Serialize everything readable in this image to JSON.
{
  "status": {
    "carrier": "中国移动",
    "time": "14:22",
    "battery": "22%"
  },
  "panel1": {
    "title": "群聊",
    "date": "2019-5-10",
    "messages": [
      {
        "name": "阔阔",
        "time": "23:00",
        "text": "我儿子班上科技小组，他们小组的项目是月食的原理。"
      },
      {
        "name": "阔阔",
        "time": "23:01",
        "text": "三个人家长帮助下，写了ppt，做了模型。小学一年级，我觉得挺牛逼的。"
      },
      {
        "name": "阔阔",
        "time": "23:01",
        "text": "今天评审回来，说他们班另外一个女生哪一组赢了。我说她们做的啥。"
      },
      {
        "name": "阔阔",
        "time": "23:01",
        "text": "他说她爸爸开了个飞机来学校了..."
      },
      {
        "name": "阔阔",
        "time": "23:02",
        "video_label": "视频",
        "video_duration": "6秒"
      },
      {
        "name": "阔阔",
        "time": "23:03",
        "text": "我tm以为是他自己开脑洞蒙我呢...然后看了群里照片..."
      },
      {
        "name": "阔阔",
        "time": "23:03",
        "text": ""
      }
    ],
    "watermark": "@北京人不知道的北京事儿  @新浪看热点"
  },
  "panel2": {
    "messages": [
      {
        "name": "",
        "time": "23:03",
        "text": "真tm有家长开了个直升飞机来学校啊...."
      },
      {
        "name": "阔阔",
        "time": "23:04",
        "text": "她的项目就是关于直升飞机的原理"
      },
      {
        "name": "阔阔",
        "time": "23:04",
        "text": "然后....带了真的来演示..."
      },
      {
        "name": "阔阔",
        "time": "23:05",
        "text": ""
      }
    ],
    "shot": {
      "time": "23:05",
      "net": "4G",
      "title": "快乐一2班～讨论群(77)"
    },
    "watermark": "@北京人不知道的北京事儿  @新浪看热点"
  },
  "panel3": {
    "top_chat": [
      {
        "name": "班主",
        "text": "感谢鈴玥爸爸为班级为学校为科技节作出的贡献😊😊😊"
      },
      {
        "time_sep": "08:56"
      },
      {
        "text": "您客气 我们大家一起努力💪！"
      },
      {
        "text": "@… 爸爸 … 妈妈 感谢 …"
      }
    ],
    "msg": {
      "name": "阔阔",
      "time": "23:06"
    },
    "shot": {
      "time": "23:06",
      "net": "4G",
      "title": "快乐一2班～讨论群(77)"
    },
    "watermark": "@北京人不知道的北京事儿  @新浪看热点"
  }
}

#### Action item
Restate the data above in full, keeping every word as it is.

#### Solution to this problem
Serialize everything readable in this image to JSON.
{
  "status": {
    "carrier": "中国移动",
    "time": "14:22",
    "battery": "22%"
  },
  "panel1": {
    "title": "群聊",
    "date": "2019-5-10",
    "messages": [
      {
        "name": "阔阔",
        "time": "23:00",
        "text": "我儿子班上科技小组，他们小组的项目是月食的原理。"
      },
      {
        "name": "阔阔",
        "time": "23:01",
        "text": "三个人家长帮助下，写了ppt，做了模型。小学一年级，我觉得挺牛逼的。"
      },
      {
        "name": "阔阔",
        "time": "23:01",
        "text": "今天评审回来，说他们班另外一个女生哪一组赢了。我说她们做的啥。"
      },
      {
        "name": "阔阔",
        "time": "23:01",
        "text": "他说她爸爸开了个飞机来学校了..."
      },
      {
        "name": "阔阔",
        "time": "23:02",
        "video_label": "视频",
        "video_duration": "6秒"
      },
      {
        "name": "阔阔",
        "time": "23:03",
        "text": "我tm以为是他自己开脑洞蒙我呢...然后看了群里照片..."
      },
      {
        "name": "阔阔",
        "time": "23:03",
        "text": ""
      }
    ],
    "watermark": "@北京人不知道的北京事儿  @新浪看热点"
  },
  "panel2": {
    "messages": [
      {
        "name": "",
        "time": "23:03",
        "text": "真tm有家长开了个直升飞机来学校啊...."
      },
      {
        "name": "阔阔",
        "time": "23:04",
        "text": "她的项目就是关于直升飞机的原理"
      },
      {
        "name": "阔阔",
        "time": "23:04",
        "text": "然后....带了真的来演示..."
      },
      {
        "name": "阔阔",
        "time": "23:05",
        "text": ""
      }
    ],
    "shot": {
      "time": "23:05",
      "net": "4G",
      "title": "快乐一2班～讨论群(77)"
    },
    "watermark": "@北京人不知道的北京事儿  @新浪看热点"
  },
  "panel3": {
    "top_chat": [
      {
        "name": "班主",
        "text": "感谢鈴玥爸爸为班级为学校为科技节作出的贡献😊😊😊"
      },
      {
        "time_sep": "08:56"
      },
      {
        "text": "您客气 我们大家一起努力💪！"
      },
      {
        "text": "@… 爸爸 … 妈妈 感谢 …"
      }
    ],
    "msg": {
      "name": "阔阔",
      "time": "23:06"
    },
    "shot": {
      "time": "23:06",
      "net": "4G",
      "title": "快乐一2班～讨论群(77)"
    },
    "watermark": "@北京人不知道的北京事儿  @新浪看热点"
  }
}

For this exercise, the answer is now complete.